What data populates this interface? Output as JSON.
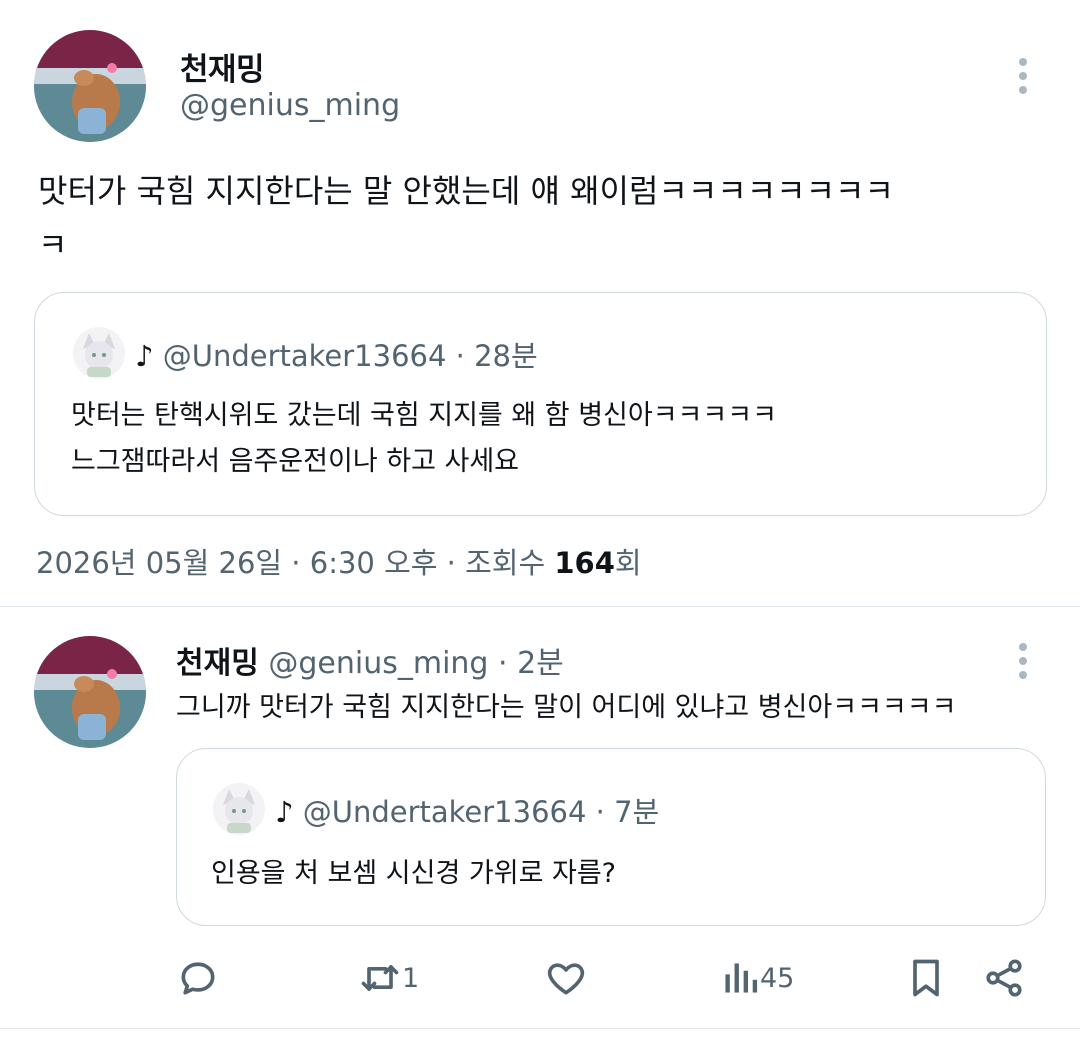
{
  "main_tweet": {
    "display_name": "천재밍",
    "handle": "@genius_ming",
    "text_line1": "맛터가 국힘 지지한다는 말 안했는데 얘 왜이럼ㅋㅋㅋㅋㅋㅋㅋㅋ",
    "text_line2": "ㅋ",
    "quote": {
      "note_icon": "♪",
      "handle": "@Undertaker13664",
      "time": "· 28분",
      "line1": "맛터는 탄핵시위도 갔는데 국힘 지지를 왜 함 병신아ㅋㅋㅋㅋㅋ",
      "line2": "느그잼따라서 음주운전이나 하고 사세요"
    },
    "meta_prefix": "2026년 05월 26일 · 6:30 오후 · 조회수 ",
    "views": "164",
    "meta_suffix": "회"
  },
  "reply": {
    "display_name": "천재밍",
    "handle": "@genius_ming",
    "time": "· 2분",
    "text": "그니까 맛터가 국힘 지지한다는 말이 어디에 있냐고 병신아ㅋㅋㅋㅋㅋ",
    "quote": {
      "note_icon": "♪",
      "handle": "@Undertaker13664",
      "time": "· 7분",
      "text": "인용을 처 보셈 시신경 가위로 자름?"
    },
    "actions": {
      "retweet_count": "1",
      "views_count": "45"
    }
  },
  "icons": {
    "more": "more-vertical-icon",
    "reply": "reply-icon",
    "retweet": "retweet-icon",
    "like": "heart-icon",
    "views": "views-icon",
    "bookmark": "bookmark-icon",
    "share": "share-icon"
  },
  "colors": {
    "text_primary": "#0f1419",
    "text_secondary": "#536471",
    "border": "#cfd9de"
  }
}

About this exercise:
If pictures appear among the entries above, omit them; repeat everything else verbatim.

Result of this exercise:
What data populates this interface? Output as JSON.
{
  "main_tweet": {
    "display_name": "천재밍",
    "handle": "@genius_ming",
    "text_line1": "맛터가 국힘 지지한다는 말 안했는데 얘 왜이럼ㅋㅋㅋㅋㅋㅋㅋㅋ",
    "text_line2": "ㅋ",
    "quote": {
      "note_icon": "♪",
      "handle": "@Undertaker13664",
      "time": "· 28분",
      "line1": "맛터는 탄핵시위도 갔는데 국힘 지지를 왜 함 병신아ㅋㅋㅋㅋㅋ",
      "line2": "느그잼따라서 음주운전이나 하고 사세요"
    },
    "meta_prefix": "2026년 05월 26일 · 6:30 오후 · 조회수 ",
    "views": "164",
    "meta_suffix": "회"
  },
  "reply": {
    "display_name": "천재밍",
    "handle": "@genius_ming",
    "time": "· 2분",
    "text": "그니까 맛터가 국힘 지지한다는 말이 어디에 있냐고 병신아ㅋㅋㅋㅋㅋ",
    "quote": {
      "note_icon": "♪",
      "handle": "@Undertaker13664",
      "time": "· 7분",
      "text": "인용을 처 보셈 시신경 가위로 자름?"
    },
    "actions": {
      "retweet_count": "1",
      "views_count": "45"
    }
  },
  "icons": {
    "more": "more-vertical-icon",
    "reply": "reply-icon",
    "retweet": "retweet-icon",
    "like": "heart-icon",
    "views": "views-icon",
    "bookmark": "bookmark-icon",
    "share": "share-icon"
  },
  "colors": {
    "text_primary": "#0f1419",
    "text_secondary": "#536471",
    "border": "#cfd9de"
  }
}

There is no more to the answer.